 Again, as **an older millennial**, I pick up on a state of exhaustion here: with skaters operating at such an extreme level of ability, the iconic spots aren’t worth skating anymore, the cool tricks get disseminated so fast they cease to be cool by the time the video gets put out, and should you want to go big, get ready to literally kill yourself. It can seem, really, that there just aren’t a lot of options left, and that’s the situation just within skateboarding, without mentioning the challenges of paying rent in a rapidly changing world, or worrying over your own lack of agency as the world grows warmer, and possibly worse. But one of the things that this video achieves, as does all Frog releases, is its ability to make Los Angeles feel small, and that, while the fires grow to be an ever more regular occurrence, and images of the city seem more and more dystopian, Frog videos are grounded in the local.

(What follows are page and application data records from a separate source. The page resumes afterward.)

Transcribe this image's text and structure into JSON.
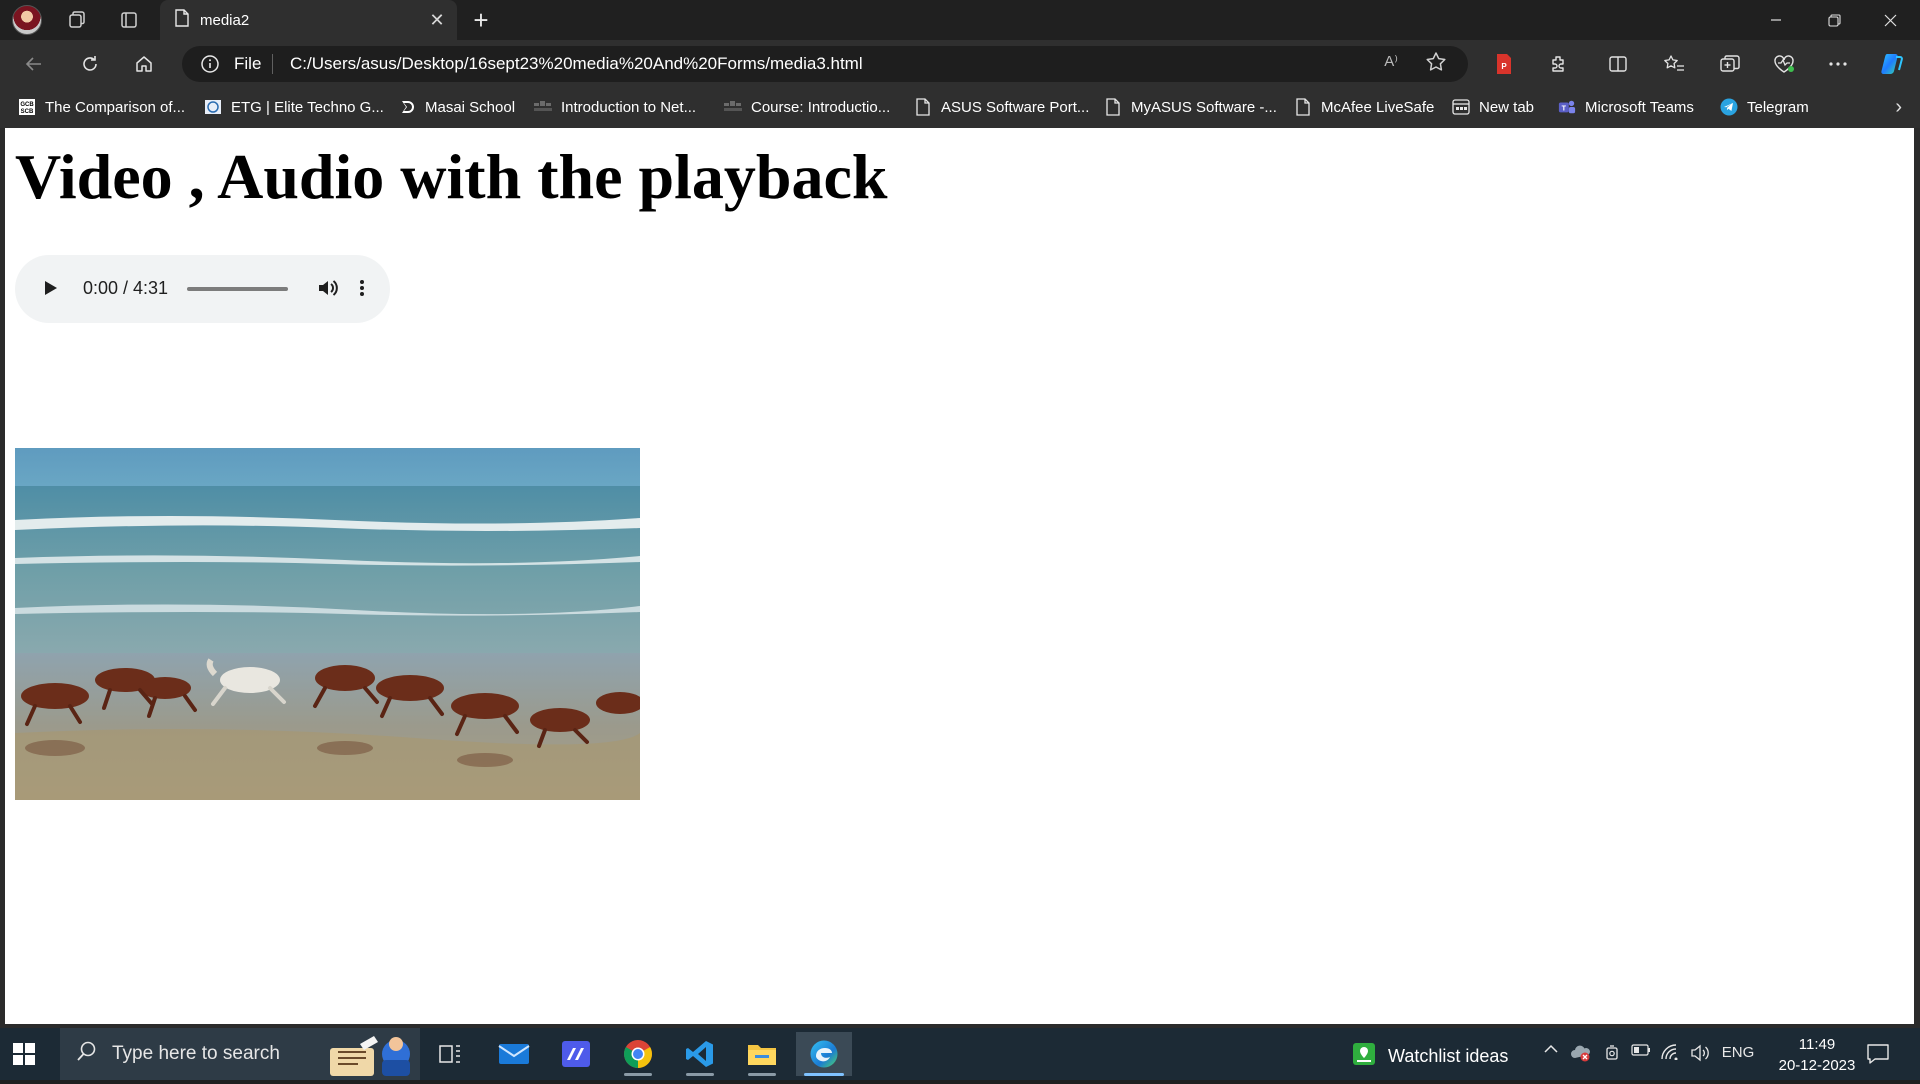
{
  "tab": {
    "title": "media2"
  },
  "address_bar": {
    "scheme_label": "File",
    "url": "C:/Users/asus/Desktop/16sept23%20media%20And%20Forms/media3.html",
    "read_aloud_glyph": "A⁾"
  },
  "bookmarks": [
    {
      "label": "The Comparison of...",
      "icon": "page-icon"
    },
    {
      "label": "ETG | Elite Techno G...",
      "icon": "etg-icon"
    },
    {
      "label": "Masai School",
      "icon": "masai-icon"
    },
    {
      "label": "Introduction to Net...",
      "icon": "course-icon"
    },
    {
      "label": "Course: Introductio...",
      "icon": "course-icon"
    },
    {
      "label": "ASUS Software Port...",
      "icon": "page-icon"
    },
    {
      "label": "MyASUS Software -...",
      "icon": "page-icon"
    },
    {
      "label": "McAfee LiveSafe",
      "icon": "page-icon"
    },
    {
      "label": "New tab",
      "icon": "newtab-icon"
    },
    {
      "label": "Microsoft Teams",
      "icon": "teams-icon"
    },
    {
      "label": "Telegram",
      "icon": "telegram-icon"
    }
  ],
  "page": {
    "heading": "Video , Audio with the playback",
    "audio": {
      "time": "0:00 / 4:31",
      "progress_fraction": 0.0
    },
    "video": {
      "poster": "horses galloping on beach"
    }
  },
  "taskbar": {
    "search_placeholder": "Type here to search",
    "widget_label": "Watchlist ideas",
    "language": "ENG",
    "time": "11:49",
    "date": "20-12-2023"
  },
  "colors": {
    "chrome_dark": "#202020",
    "toolbar": "#2f2f2f",
    "taskbar": "#1c2a35",
    "accent": "#7fc2ff"
  }
}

Such intimacy bodes well. Rekindling the subcultural sense of belonging is hard to do without creating an artificial sense of scarcity, but Frog’s knowing sincerity answers the call to accessibility, and the general democratic sentiment that skateboarding should be fun. And it does so without the kind of apolitical nonsense that statement often permits, given that “skating should be fun” is often wielded to silence anyone with an opinion, and dog whistles to other jock-minded luddites. But here’s the point: though the company’s blend of self-awareness and innocence can leave you in an uncomfortably indeterminate emotional state, Frog is fun, even when it smiles through the pain. Because, Evan Frankie (frog) reminds us, maybe the real skating was the friends we made along the way. •••